What you will do
In the listing below, count the lines containing the string "from". Reply with that number only.
========
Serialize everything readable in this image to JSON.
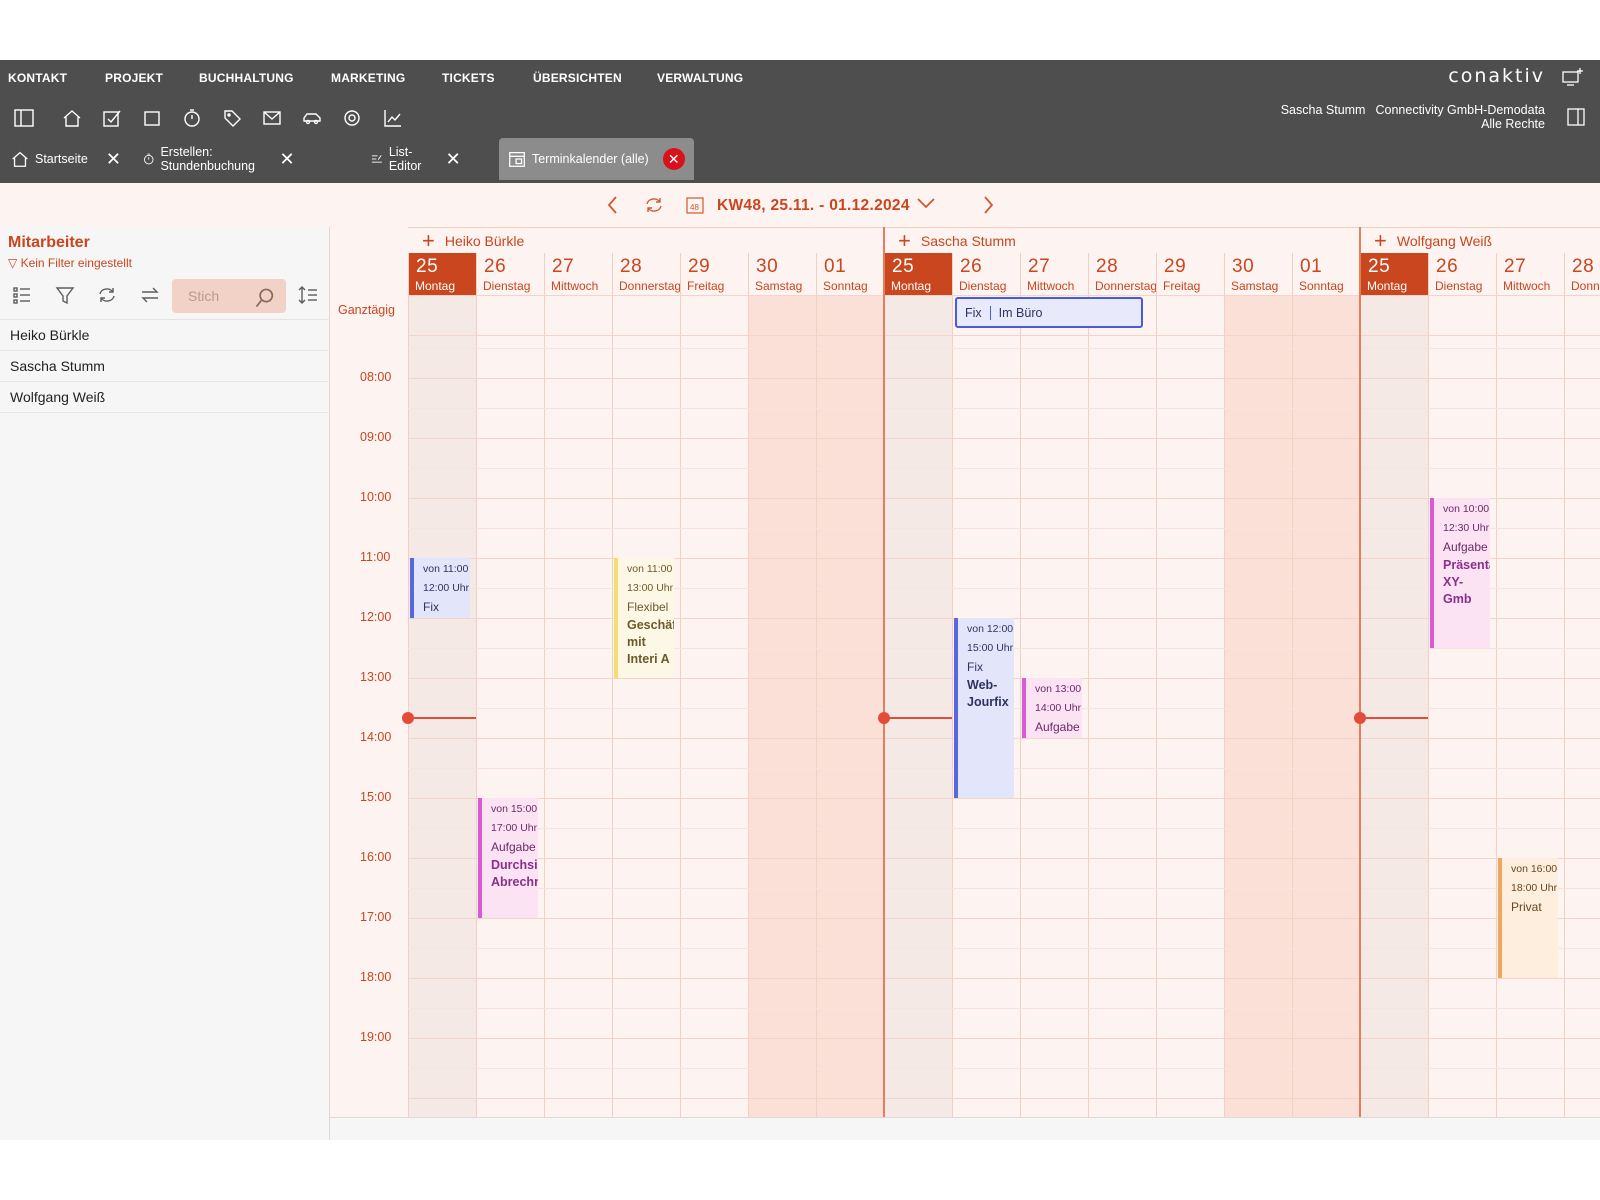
{
  "menu": [
    "KONTAKT",
    "PROJEKT",
    "BUCHHALTUNG",
    "MARKETING",
    "TICKETS",
    "ÜBERSICHTEN",
    "VERWALTUNG"
  ],
  "logo": "conaktiv",
  "user": {
    "name": "Sascha Stumm",
    "company": "Connectivity GmbH-Demodata",
    "rights": "Alle Rechte"
  },
  "toolbar_icons": [
    "panel-toggle-icon",
    "home-icon",
    "task-icon",
    "square-icon",
    "stopwatch-icon",
    "tag-icon",
    "mail-icon",
    "car-icon",
    "gear-icon",
    "chart-icon"
  ],
  "tabs": [
    {
      "label": "Startseite",
      "icon": "home-icon"
    },
    {
      "label": "Erstellen: Stundenbuchung",
      "icon": "stopwatch-icon"
    },
    {
      "label": "List-Editor",
      "icon": "list-edit-icon"
    },
    {
      "label": "Terminkalender (alle)",
      "icon": "calendar-icon",
      "active": true
    }
  ],
  "week": {
    "label": "KW48, 25.11. - 01.12.2024",
    "badge": "48"
  },
  "sidebar": {
    "title": "Mitarbeiter",
    "filter": "Kein Filter eingestellt",
    "search_placeholder": "Stich",
    "employees": [
      "Heiko Bürkle",
      "Sascha Stumm",
      "Wolfgang Weiß"
    ]
  },
  "calendar": {
    "allday_label": "Ganztägig",
    "times": [
      "08:00",
      "09:00",
      "10:00",
      "11:00",
      "12:00",
      "13:00",
      "14:00",
      "15:00",
      "16:00",
      "17:00",
      "18:00",
      "19:00"
    ],
    "persons": [
      "Heiko Bürkle",
      "Sascha Stumm",
      "Wolfgang Weiß"
    ],
    "days": [
      {
        "num": "25",
        "name": "Montag"
      },
      {
        "num": "26",
        "name": "Dienstag"
      },
      {
        "num": "27",
        "name": "Mittwoch"
      },
      {
        "num": "28",
        "name": "Donnerstag"
      },
      {
        "num": "29",
        "name": "Freitag"
      },
      {
        "num": "30",
        "name": "Samstag"
      },
      {
        "num": "01",
        "name": "Sonntag"
      }
    ],
    "allday_event": {
      "type": "Fix",
      "title": "Im Büro"
    },
    "events": [
      {
        "from": "von 11:00",
        "to": "12:00 Uhr",
        "type": "Fix",
        "sub": ""
      },
      {
        "from": "von 11:00",
        "to": "13:00 Uhr",
        "type": "Flexibel",
        "sub": "Geschäf mit Interi A"
      },
      {
        "from": "von 15:00",
        "to": "17:00 Uhr",
        "type": "Aufgabe",
        "sub": "Durchsic Abrechn"
      },
      {
        "from": "von 12:00",
        "to": "15:00 Uhr",
        "type": "Fix",
        "sub": "Web-Jourfix"
      },
      {
        "from": "von 13:00",
        "to": "14:00 Uhr",
        "type": "Aufgabe",
        "sub": ""
      },
      {
        "from": "von 10:00",
        "to": "12:30 Uhr",
        "type": "Aufgabe",
        "sub": "Präsenta XY-Gmb"
      },
      {
        "from": "von 16:00",
        "to": "18:00 Uhr",
        "type": "Privat",
        "sub": ""
      }
    ]
  },
  "colors": {
    "accent": "#c9461f",
    "topbar": "#4e4e4e",
    "weekend": "#fbe0d8",
    "now": "#e24c38"
  }
}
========
Problem solution
7